The Trump team, both during its transition to power at the end of 2016 and in the early stages of its administration, can come across as an indecipherable swirl of contradictions, conflicting reports, and apparent hypocrisies. This can seem, at first blush, like the obvious result of an inexperienced, seat-of-the-pants president and a leadership style that favors flash over substance. We hear talk of draining the swamp, yet billionaires and special interests seem to have quickly infiltrated a White House that Trump assured his supporters would disavow elites. As former Federal Election Commission member Ann Ravel put it in November, “The alligators are multiplying.” Meanwhile, as controversial Cabinet picks like Jeff Sessions, Scott Pruitt, and Rex Tillerson went through the confirmation process, Trump continued sucking up media attention, picking fights on Twitter, doubling down on long-discredited lies, and sparking biweekly conflagrations. The effect is a permanent state of disorder: a de-stabilized media, an exasperated citizenry, and a fractured opposition, divided and pulled into mudslinging sideshows. In some ways, it resembles Surkov’s non-linear warfare.
What if all the Trumpian chaos that the “mainstream media” have come to take for granted as pugilism and vanity was part of a more cunning plan? What if Trump and chief strategist Steve Bannon were actually drawing from a sophisticated postmodern propaganda model developed by none other than Vladimir Putin, Vladislav Surkov, and their political technologists at the Kremlin? While Trump may not have state-controlled media at his disposal, as Putin does, to serve as 24-7 propaganda organs both domestically and abroad, his team is finding ways to shrewdly approximate Putin’s capacity to shape narratives and create alternative realities.

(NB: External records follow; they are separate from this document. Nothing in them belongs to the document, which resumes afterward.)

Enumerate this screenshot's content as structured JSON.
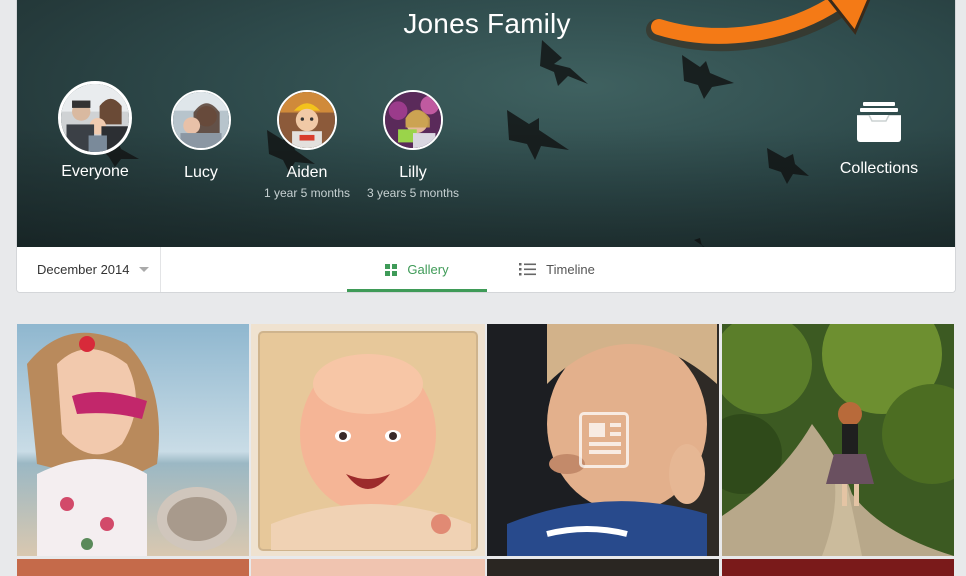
{
  "family": {
    "title": "Jones Family"
  },
  "members": [
    {
      "name": "Everyone",
      "age": "",
      "selected": true
    },
    {
      "name": "Lucy",
      "age": "",
      "selected": false
    },
    {
      "name": "Aiden",
      "age": "1 year 5 months",
      "selected": false
    },
    {
      "name": "Lilly",
      "age": "3 years 5 months",
      "selected": false
    }
  ],
  "collections": {
    "label": "Collections",
    "icon": "inbox-tray-icon"
  },
  "toolbar": {
    "date_value": "December 2014",
    "tabs": [
      {
        "label": "Gallery",
        "icon": "grid-icon",
        "active": true
      },
      {
        "label": "Timeline",
        "icon": "list-icon",
        "active": false
      }
    ]
  },
  "colors": {
    "accent": "#3f9b58",
    "hero": "#2e4a4b",
    "arrow": "#f47a16"
  },
  "gallery": {
    "photos": [
      {
        "subject": "girl-with-sunglasses"
      },
      {
        "subject": "laughing-baby"
      },
      {
        "subject": "toddler-smiling",
        "overlay_icon": "document-icon"
      },
      {
        "subject": "girl-on-path"
      }
    ]
  }
}
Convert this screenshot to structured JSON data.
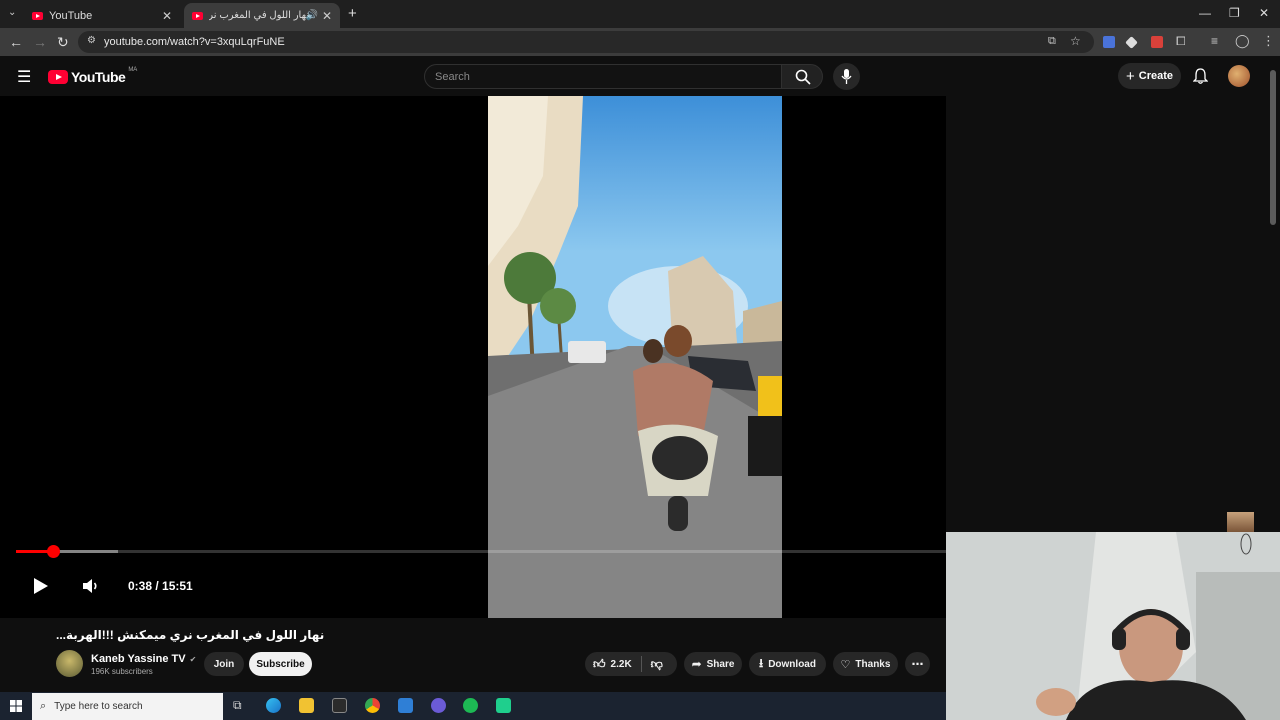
{
  "browser": {
    "tabs": [
      {
        "label": "YouTube",
        "active": false
      },
      {
        "label": "نهار اللول في المغرب نري ميه",
        "active": true
      }
    ],
    "new_tab": "+",
    "url": "youtube.com/watch?v=3xquLqrFuNE"
  },
  "youtube": {
    "logo_text": "YouTube",
    "region": "MA",
    "search_placeholder": "Search",
    "create_label": "Create"
  },
  "player": {
    "time_display": "0:38 / 15:51",
    "progress_fraction": 0.04,
    "buffer_fraction": 0.11
  },
  "video_info": {
    "title": "نهار اللول في المغرب نري ميمكنش !!!الهربة...",
    "channel": "Kaneb Yassine TV",
    "subscribers": "196K subscribers",
    "join_label": "Join",
    "subscribe_label": "Subscribe",
    "likes": "2.2K",
    "share_label": "Share",
    "download_label": "Download",
    "thanks_label": "Thanks"
  },
  "taskbar": {
    "search_placeholder": "Type here to search"
  },
  "colors": {
    "brand_red": "#ff0033",
    "background": "#0f0f0f",
    "pill": "#272727"
  }
}
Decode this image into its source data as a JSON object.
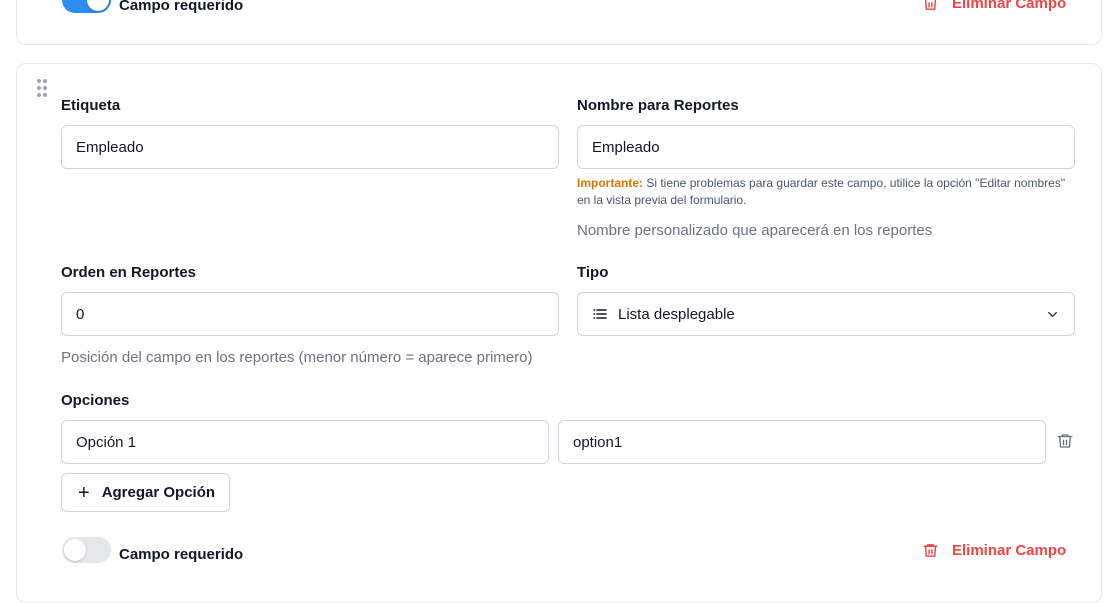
{
  "top_card": {
    "required_toggle": {
      "label": "Campo requerido",
      "on": true
    },
    "delete_label": "Eliminar Campo"
  },
  "field": {
    "label": {
      "title": "Etiqueta",
      "value": "Empleado"
    },
    "report_name": {
      "title": "Nombre para Reportes",
      "value": "Empleado",
      "important_prefix": "Importante:",
      "important_text": " Si tiene problemas para guardar este campo, utilice la opción \"Editar nombres\" en la vista previa del formulario.",
      "hint": "Nombre personalizado que aparecerá en los reportes"
    },
    "report_order": {
      "title": "Orden en Reportes",
      "value": "0",
      "hint": "Posición del campo en los reportes (menor número = aparece primero)"
    },
    "type": {
      "title": "Tipo",
      "value": "Lista desplegable",
      "icon": "list-icon"
    },
    "options": {
      "title": "Opciones",
      "items": [
        {
          "label": "Opción 1",
          "value": "option1"
        }
      ],
      "add_label": "Agregar Opción"
    },
    "required_toggle": {
      "label": "Campo requerido",
      "on": false
    },
    "delete_label": "Eliminar Campo"
  },
  "colors": {
    "accent": "#2d8cf0",
    "danger": "#ef4444",
    "warning": "#d97706",
    "border": "#e5e7eb"
  }
}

Trump and his team’s espousal of fake news, embrace of “alternative facts,” and relentless lying to reporters, political adversaries, and the American people sabotage a democratic playing field that has existed in this country for more than two centuries. Trump’s use of Twitter is equally destructive. By hijacking headlines and warping the news cycle through sheer gravitational force, Trump is rupturing the journalism landscape, one land-mine tweet at a time. The effect, it would seem, is to undercut any attempt at vigilant analysis or coherent investigation into his administration. He is the Distracter in Chief, a decoy in the bully pulpit whose self-perpetuating charade provides the perfect cover while shadier actors systematically transmogrify the democracy concealed in his prodigious shadow.